The nylon flag replaces a heavier cotton banner. The new flag flying from a 90-foot pole requires less wind to stand out in a breeze, Brenda Shambo, city administrative assistant, told members of the Foley Beautification and Revitalization Board.
“We got a new lighter weight flag and it really flies so much better now,” Shambo said. “When this one gets wet, it doesn’t take long before it dries out and it’s back up in the air. That other one would just hang there.”
Mayor Ralph Hellmich said the new flag was also less expensive than its predecessor.
“This one is lighter.
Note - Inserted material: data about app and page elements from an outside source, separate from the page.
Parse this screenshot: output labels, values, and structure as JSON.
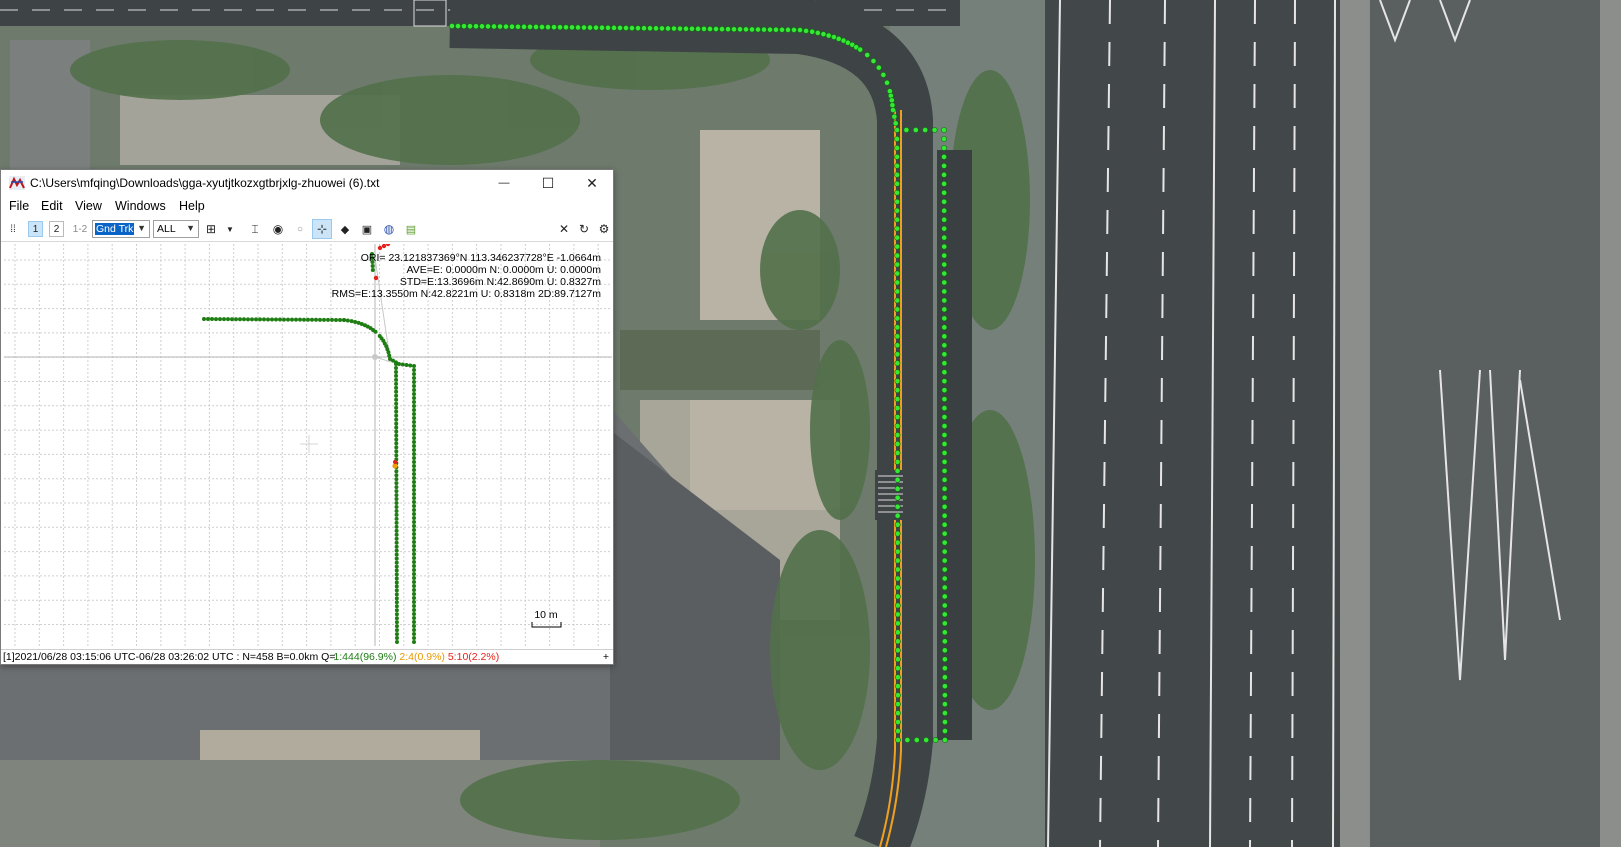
{
  "window": {
    "title": "C:\\Users\\mfqing\\Downloads\\gga-xyutjtkozxgtbrjxlg-zhuowei (6).txt",
    "minimize_glyph": "—",
    "maximize_glyph": "☐",
    "close_glyph": "✕"
  },
  "menu": [
    "File",
    "Edit",
    "View",
    "Windows",
    "Help"
  ],
  "toolbar": {
    "plot1": "1",
    "plot2": "2",
    "plot12": "1-2",
    "plot_type": "Gnd Trk",
    "sat_filter": "ALL",
    "icons": [
      "split-icon",
      "ns-icon",
      "center-icon",
      "circle-icon",
      "grid-icon",
      "point-icon",
      "map-icon",
      "globe-icon",
      "image-icon",
      "close-icon",
      "reload-icon",
      "settings-icon"
    ]
  },
  "plot": {
    "ori": "ORI= 23.121837369°N  113.346237728°E -1.0664m",
    "ave": "AVE=E: 0.0000m N: 0.0000m U: 0.0000m",
    "std": "STD=E:13.3696m N:42.8690m U: 0.8327m",
    "rms": "RMS=E:13.3550m N:42.8221m U: 0.8318m 2D:89.7127m",
    "scale": "10 m"
  },
  "status": {
    "range": "[1]2021/06/28 03:15:06 UTC-06/28 03:26:02 UTC : N=458 B=0.0km Q=",
    "q1": "1:444(96.9%)",
    "q2": "2:4(0.9%)",
    "q5": "5:10(2.2%)",
    "plus": "+"
  },
  "colors": {
    "fix": "#1e7d13",
    "float": "#f0a000",
    "single": "#e8201a",
    "map_track": "#36e836",
    "road": "#3d4244"
  }
}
It’s easier to handle,” Hellmich said. “It’s not quite as costly, and we’ll see how long it lasts. But we’ve all noticed that it flies better. That doesn’t take as much of a breeze to get it standing and that’s what you really like to see.”
Shambo said the old flag will be retained as a spare.
Another new flag display should also soon be flying at the city Veterans Memorial on South Alston Street at Max Griffin Park. Shambo said a 40-foot pole is on order and will soon be installed to replace the 20-foot model now at the site.
“The 40-foot Veterans Memorial pole is ordered and should be coming in here within the next couple of weeks,” she said. “WeI’ve got the lights and the flags are here for it.”
Hellmich said the city is also making arrangements with the U.S. Army to move two old anti-tank guns that had been on display at the former Alabama National Guard Armory to the Veterans Memorial.
“The Army has all been signed off on the two guns to move to the Veterans Memorial at Griffin and then we’re going to put a concrete pad and do a couple of other things. But we hope to get that too and move that over there,” Hellmich said.
The company that will install the Veterans Memorial pole will also check another pole on Alabama 59 no longer being used by the city.
That old pole was replaced by the new pole being used to fly the large nylon flag. The old pole is also on South McKenzie Street about one block north of the new flag. Officials have not determined what to do with the old pole.
Hellmich said Riviera Utilities has offered to cut down the pole at no cost and move the piece to a city storage yard. He said the pulley used to raise and lower the flag was damaged when crews tried to remove the pole after it was replaced.
Shambo said the U.S. Flag company will determine if the pulley on the original pole can be repaired and the price of the work.
Hellmich said that if the internal pulley cannot be repaired the original pole could still be cut and reused. He said, an external system could be installed and the pole shortened to about 70 feet and used in another location.